I read this stupid blog post about how millennials are apparently “uncool,” and obviously it’s hella dumb, but it did make me think that if millennials are indeed rejecting the norm of “cool,” good for them. “Coolness” has long since become a means of normalisation, commodification, and oppression, and iZombie nicely illustrates that. In iZombie, zombie-ism is caused by impurities in an energy drink which goes by the ridiculous (but sadly plausible) name of “Max Rager,” and the villain of the second season is Vaughn, the CEO of Max Rager Incorporated. Max Rager spends as much or more effort on sponsoring skydiving events and terrible bands as it does on making energy drinks; in other words, its selling a lifestyle brand as much as a product. Vaughn is interesting because he is entirely cynical about the fact that he is selling a commodified version of cool, but he also seems to think of himself as cool, indeed, the cynicism seems built into the concept. As the villainous personification of cool, that is, Vaughn is basically Gavin McInnes, Vice founder and Glenn Beck fanboy, and I hope he gets eaten by zombies before the season finale.
The villain in the first season (who remains as a more ambiguous character in the second season) is a representative of what you might call the lower tiers of the cool economy. Blaine is a low-level drug dealer who, after becoming a zombie, decides to treat zombie infection as a capitalist enterprise along the lines of the drug trade. Blaine turns rich people into zombies to provide a captive market for his supply of brains, which he obtains by murdering homeless kids in his boutique charcuterie; but his undoubted evil has a rather pathetic character. Blaine dresses like someone who chose an aesthetic after watching Reality Bites as a teenager, and hasn’t updated it since; this slightly embarrassing second-hand cool is a good representation of the shabby end of drug chic, and the costs of capitalism.
The other person Blaine reminds me of is Gary King from The World’s End, who is likewise desperately clinging on to an outdated image of cool (though Gary King is more unambiguously damaged by this than Blaine is, and the film’s strength is how it reveals this depth in a character who at first appears to be just a doofus). This got me thinking about the end of the world, and why zombies are a particularly contemporary apocalypse. From the second world war to the 90s, the period in which cool became such an important cultural signifier, nuclear war was the salient apocalypse: the instantaneous end of the world in a nuclear flash. Nuclear apocalypse has a structural similarity with the instantaneous excitement of cool (“better to burn out than fade away”). The zombie apocalypse, on the other hand, is terrifying because it doesn’t end, and in this it is a much closer analogy to our current situation of environmental catastrophe, ongoing neoliberal precarity, and the unending war on terror.
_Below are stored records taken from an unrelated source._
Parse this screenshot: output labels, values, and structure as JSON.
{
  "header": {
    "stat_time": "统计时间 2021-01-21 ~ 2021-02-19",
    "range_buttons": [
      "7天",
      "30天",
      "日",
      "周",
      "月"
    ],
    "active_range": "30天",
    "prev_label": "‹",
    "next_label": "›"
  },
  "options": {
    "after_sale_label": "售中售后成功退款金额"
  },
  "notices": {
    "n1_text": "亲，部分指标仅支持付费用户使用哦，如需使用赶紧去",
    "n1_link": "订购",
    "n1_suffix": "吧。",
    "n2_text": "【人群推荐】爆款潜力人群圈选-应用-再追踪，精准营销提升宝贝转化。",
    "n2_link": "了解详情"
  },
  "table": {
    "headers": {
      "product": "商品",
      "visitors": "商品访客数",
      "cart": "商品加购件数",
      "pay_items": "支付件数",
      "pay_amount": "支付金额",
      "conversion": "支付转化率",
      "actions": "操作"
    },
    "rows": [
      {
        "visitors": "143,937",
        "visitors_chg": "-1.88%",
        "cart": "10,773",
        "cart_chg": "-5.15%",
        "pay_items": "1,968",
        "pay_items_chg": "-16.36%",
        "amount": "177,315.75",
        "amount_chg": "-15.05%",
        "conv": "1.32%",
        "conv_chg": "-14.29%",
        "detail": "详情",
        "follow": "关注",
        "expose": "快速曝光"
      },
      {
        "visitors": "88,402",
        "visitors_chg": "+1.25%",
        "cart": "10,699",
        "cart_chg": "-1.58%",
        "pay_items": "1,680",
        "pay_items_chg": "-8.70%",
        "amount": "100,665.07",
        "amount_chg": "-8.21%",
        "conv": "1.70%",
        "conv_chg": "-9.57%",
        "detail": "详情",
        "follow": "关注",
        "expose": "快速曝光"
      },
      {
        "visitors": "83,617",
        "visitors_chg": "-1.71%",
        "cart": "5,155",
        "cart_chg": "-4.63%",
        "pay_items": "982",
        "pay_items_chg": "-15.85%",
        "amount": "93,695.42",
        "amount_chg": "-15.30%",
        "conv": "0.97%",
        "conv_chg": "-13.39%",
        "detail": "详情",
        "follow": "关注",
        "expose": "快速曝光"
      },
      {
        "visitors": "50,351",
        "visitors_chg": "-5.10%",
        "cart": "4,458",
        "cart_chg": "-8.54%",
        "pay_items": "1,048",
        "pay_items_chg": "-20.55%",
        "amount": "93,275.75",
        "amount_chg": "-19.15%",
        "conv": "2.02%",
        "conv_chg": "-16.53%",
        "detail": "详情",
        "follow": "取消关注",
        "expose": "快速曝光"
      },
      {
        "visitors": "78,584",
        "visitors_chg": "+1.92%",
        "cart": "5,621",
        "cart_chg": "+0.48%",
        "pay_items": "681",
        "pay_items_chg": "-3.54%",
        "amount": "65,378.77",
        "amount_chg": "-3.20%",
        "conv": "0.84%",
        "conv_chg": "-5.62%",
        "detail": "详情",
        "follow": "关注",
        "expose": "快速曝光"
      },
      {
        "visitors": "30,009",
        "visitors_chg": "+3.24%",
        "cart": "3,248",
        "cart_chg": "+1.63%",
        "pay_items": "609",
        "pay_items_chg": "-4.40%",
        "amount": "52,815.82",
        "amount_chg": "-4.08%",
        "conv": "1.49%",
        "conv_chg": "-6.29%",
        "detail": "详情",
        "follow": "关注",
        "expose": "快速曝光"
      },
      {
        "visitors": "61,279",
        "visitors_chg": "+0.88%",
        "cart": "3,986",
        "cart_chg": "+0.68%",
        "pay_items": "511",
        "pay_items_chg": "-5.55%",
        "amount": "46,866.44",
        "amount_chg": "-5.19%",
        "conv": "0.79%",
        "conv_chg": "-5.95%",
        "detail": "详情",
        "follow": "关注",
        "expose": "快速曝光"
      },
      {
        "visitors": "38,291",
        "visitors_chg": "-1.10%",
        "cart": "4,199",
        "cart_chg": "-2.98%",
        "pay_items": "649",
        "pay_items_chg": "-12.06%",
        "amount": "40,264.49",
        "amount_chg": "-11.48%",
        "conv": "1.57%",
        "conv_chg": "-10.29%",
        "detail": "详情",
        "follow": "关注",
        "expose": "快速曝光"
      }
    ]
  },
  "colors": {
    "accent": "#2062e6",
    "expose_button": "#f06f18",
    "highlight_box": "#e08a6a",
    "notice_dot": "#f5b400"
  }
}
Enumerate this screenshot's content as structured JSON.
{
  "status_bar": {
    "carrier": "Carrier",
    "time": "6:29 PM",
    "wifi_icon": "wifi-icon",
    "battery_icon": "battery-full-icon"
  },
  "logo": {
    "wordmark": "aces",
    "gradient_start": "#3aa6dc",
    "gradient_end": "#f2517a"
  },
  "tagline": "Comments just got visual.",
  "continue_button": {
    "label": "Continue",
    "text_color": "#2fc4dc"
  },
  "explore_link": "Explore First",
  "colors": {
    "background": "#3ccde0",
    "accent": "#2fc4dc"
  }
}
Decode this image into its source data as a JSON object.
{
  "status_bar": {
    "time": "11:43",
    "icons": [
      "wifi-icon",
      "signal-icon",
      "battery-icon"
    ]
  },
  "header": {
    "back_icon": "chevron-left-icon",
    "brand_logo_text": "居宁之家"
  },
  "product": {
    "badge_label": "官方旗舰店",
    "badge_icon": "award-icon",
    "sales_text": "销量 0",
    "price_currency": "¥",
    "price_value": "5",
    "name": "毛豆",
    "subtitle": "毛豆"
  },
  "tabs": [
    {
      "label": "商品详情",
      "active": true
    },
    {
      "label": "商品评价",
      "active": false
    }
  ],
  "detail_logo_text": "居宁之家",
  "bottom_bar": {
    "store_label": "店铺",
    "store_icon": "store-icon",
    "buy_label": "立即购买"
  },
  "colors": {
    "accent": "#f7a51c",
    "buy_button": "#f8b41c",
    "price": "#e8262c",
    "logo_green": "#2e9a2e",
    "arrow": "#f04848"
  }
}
The affects of this “slow wearing out” have been dissected by Lauren Berlant in Cruel Optimism. In Orgies of Feeling Libby Anker describes a widespread attempt to contain or displace this ongoing fear through the appeal to melodrama, in which the cultivation of intense feelings serves as a distraction from and a source of feelings of justification in the face of precariousness. The hyperstimulation insisted on by the culture of commodified cool might be another example of this affective distraction; if so, resisting the imperative to be cool might be an important political starting point.